- **Work to be completed**
Even if a line seems odd, print it as it is, and include every record.

[Entries from a dataset of interfaces]
========================================
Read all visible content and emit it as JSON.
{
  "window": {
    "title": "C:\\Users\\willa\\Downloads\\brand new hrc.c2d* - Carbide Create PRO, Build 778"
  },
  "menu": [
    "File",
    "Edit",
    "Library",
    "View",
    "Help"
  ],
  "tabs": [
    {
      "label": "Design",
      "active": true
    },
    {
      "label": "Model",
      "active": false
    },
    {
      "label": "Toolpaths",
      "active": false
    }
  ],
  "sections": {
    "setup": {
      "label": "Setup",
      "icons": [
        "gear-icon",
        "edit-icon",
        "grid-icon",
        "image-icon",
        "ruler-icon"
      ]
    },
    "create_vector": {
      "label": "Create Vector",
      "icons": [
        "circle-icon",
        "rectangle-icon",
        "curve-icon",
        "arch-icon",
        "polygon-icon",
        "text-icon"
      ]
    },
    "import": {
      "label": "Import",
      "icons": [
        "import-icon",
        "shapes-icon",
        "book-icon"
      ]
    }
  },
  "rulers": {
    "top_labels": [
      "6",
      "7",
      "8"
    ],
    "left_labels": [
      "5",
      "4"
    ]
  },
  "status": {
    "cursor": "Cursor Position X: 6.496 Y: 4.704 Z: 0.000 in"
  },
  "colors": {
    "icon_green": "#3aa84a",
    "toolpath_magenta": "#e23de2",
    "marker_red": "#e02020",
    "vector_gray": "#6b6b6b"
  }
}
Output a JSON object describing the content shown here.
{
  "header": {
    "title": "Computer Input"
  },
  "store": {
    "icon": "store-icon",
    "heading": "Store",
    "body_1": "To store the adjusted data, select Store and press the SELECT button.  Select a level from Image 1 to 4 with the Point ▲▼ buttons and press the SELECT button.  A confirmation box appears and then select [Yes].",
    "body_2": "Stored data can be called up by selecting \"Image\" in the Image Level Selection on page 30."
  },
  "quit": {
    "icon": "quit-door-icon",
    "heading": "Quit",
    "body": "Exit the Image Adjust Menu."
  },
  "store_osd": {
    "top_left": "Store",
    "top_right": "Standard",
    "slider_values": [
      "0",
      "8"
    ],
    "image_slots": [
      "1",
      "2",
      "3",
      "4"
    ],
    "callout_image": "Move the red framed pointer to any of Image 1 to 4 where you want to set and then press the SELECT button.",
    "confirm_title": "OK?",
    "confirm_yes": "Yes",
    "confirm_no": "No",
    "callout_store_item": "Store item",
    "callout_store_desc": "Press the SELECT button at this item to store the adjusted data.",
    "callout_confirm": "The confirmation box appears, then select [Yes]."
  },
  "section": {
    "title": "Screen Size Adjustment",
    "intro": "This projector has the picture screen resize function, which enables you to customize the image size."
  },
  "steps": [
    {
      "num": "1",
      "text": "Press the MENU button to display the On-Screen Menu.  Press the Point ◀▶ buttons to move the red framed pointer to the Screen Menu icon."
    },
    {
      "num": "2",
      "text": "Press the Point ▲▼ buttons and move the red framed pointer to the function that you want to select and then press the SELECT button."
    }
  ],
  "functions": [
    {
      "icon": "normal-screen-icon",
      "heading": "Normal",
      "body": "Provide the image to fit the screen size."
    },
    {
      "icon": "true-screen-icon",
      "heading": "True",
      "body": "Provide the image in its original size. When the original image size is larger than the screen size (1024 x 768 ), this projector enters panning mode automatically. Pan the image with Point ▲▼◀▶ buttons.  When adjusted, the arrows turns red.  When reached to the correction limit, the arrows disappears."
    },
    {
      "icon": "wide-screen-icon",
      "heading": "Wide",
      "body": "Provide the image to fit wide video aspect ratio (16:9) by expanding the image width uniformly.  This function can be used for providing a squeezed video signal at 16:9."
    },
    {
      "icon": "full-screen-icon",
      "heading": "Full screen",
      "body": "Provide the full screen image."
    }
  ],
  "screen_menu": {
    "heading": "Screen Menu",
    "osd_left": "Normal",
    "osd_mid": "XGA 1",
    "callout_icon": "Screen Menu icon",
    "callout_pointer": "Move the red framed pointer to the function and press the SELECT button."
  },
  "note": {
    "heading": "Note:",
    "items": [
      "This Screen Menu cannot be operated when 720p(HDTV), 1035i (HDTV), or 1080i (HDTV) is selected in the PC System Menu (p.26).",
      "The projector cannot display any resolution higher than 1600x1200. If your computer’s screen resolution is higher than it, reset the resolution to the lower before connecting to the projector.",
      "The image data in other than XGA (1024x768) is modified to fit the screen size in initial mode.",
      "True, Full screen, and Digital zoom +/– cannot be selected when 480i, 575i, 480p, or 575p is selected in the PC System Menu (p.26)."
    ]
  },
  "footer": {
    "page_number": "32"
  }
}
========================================
- **Reply**
Read all visible content and emit it as JSON.
{
  "window": {
    "title": "C:\\Users\\willa\\Downloads\\brand new hrc.c2d* - Carbide Create PRO, Build 778"
  },
  "menu": [
    "File",
    "Edit",
    "Library",
    "View",
    "Help"
  ],
  "tabs": [
    {
      "label": "Design",
      "active": true
    },
    {
      "label": "Model",
      "active": false
    },
    {
      "label": "Toolpaths",
      "active": false
    }
  ],
  "sections": {
    "setup": {
      "label": "Setup",
      "icons": [
        "gear-icon",
        "edit-icon",
        "grid-icon",
        "image-icon",
        "ruler-icon"
      ]
    },
    "create_vector": {
      "label": "Create Vector",
      "icons": [
        "circle-icon",
        "rectangle-icon",
        "curve-icon",
        "arch-icon",
        "polygon-icon",
        "text-icon"
      ]
    },
    "import": {
      "label": "Import",
      "icons": [
        "import-icon",
        "shapes-icon",
        "book-icon"
      ]
    }
  },
  "rulers": {
    "top_labels": [
      "6",
      "7",
      "8"
    ],
    "left_labels": [
      "5",
      "4"
    ]
  },
  "status": {
    "cursor": "Cursor Position X: 6.496 Y: 4.704 Z: 0.000 in"
  },
  "colors": {
    "icon_green": "#3aa84a",
    "toolpath_magenta": "#e23de2",
    "marker_red": "#e02020",
    "vector_gray": "#6b6b6b"
  }
}
Output a JSON object describing the content shown here.
{
  "header": {
    "title": "Computer Input"
  },
  "store": {
    "icon": "store-icon",
    "heading": "Store",
    "body_1": "To store the adjusted data, select Store and press the SELECT button.  Select a level from Image 1 to 4 with the Point ▲▼ buttons and press the SELECT button.  A confirmation box appears and then select [Yes].",
    "body_2": "Stored data can be called up by selecting \"Image\" in the Image Level Selection on page 30."
  },
  "quit": {
    "icon": "quit-door-icon",
    "heading": "Quit",
    "body": "Exit the Image Adjust Menu."
  },
  "store_osd": {
    "top_left": "Store",
    "top_right": "Standard",
    "slider_values": [
      "0",
      "8"
    ],
    "image_slots": [
      "1",
      "2",
      "3",
      "4"
    ],
    "callout_image": "Move the red framed pointer to any of Image 1 to 4 where you want to set and then press the SELECT button.",
    "confirm_title": "OK?",
    "confirm_yes": "Yes",
    "confirm_no": "No",
    "callout_store_item": "Store item",
    "callout_store_desc": "Press the SELECT button at this item to store the adjusted data.",
    "callout_confirm": "The confirmation box appears, then select [Yes]."
  },
  "section": {
    "title": "Screen Size Adjustment",
    "intro": "This projector has the picture screen resize function, which enables you to customize the image size."
  },
  "steps": [
    {
      "num": "1",
      "text": "Press the MENU button to display the On-Screen Menu.  Press the Point ◀▶ buttons to move the red framed pointer to the Screen Menu icon."
    },
    {
      "num": "2",
      "text": "Press the Point ▲▼ buttons and move the red framed pointer to the function that you want to select and then press the SELECT button."
    }
  ],
  "functions": [
    {
      "icon": "normal-screen-icon",
      "heading": "Normal",
      "body": "Provide the image to fit the screen size."
    },
    {
      "icon": "true-screen-icon",
      "heading": "True",
      "body": "Provide the image in its original size. When the original image size is larger than the screen size (1024 x 768 ), this projector enters panning mode automatically. Pan the image with Point ▲▼◀▶ buttons.  When adjusted, the arrows turns red.  When reached to the correction limit, the arrows disappears."
    },
    {
      "icon": "wide-screen-icon",
      "heading": "Wide",
      "body": "Provide the image to fit wide video aspect ratio (16:9) by expanding the image width uniformly.  This function can be used for providing a squeezed video signal at 16:9."
    },
    {
      "icon": "full-screen-icon",
      "heading": "Full screen",
      "body": "Provide the full screen image."
    }
  ],
  "screen_menu": {
    "heading": "Screen Menu",
    "osd_left": "Normal",
    "osd_mid": "XGA 1",
    "callout_icon": "Screen Menu icon",
    "callout_pointer": "Move the red framed pointer to the function and press the SELECT button."
  },
  "note": {
    "heading": "Note:",
    "items": [
      "This Screen Menu cannot be operated when 720p(HDTV), 1035i (HDTV), or 1080i (HDTV) is selected in the PC System Menu (p.26).",
      "The projector cannot display any resolution higher than 1600x1200. If your computer’s screen resolution is higher than it, reset the resolution to the lower before connecting to the projector.",
      "The image data in other than XGA (1024x768) is modified to fit the screen size in initial mode.",
      "True, Full screen, and Digital zoom +/– cannot be selected when 480i, 575i, 480p, or 575p is selected in the PC System Menu (p.26)."
    ]
  },
  "footer": {
    "page_number": "32"
  }
}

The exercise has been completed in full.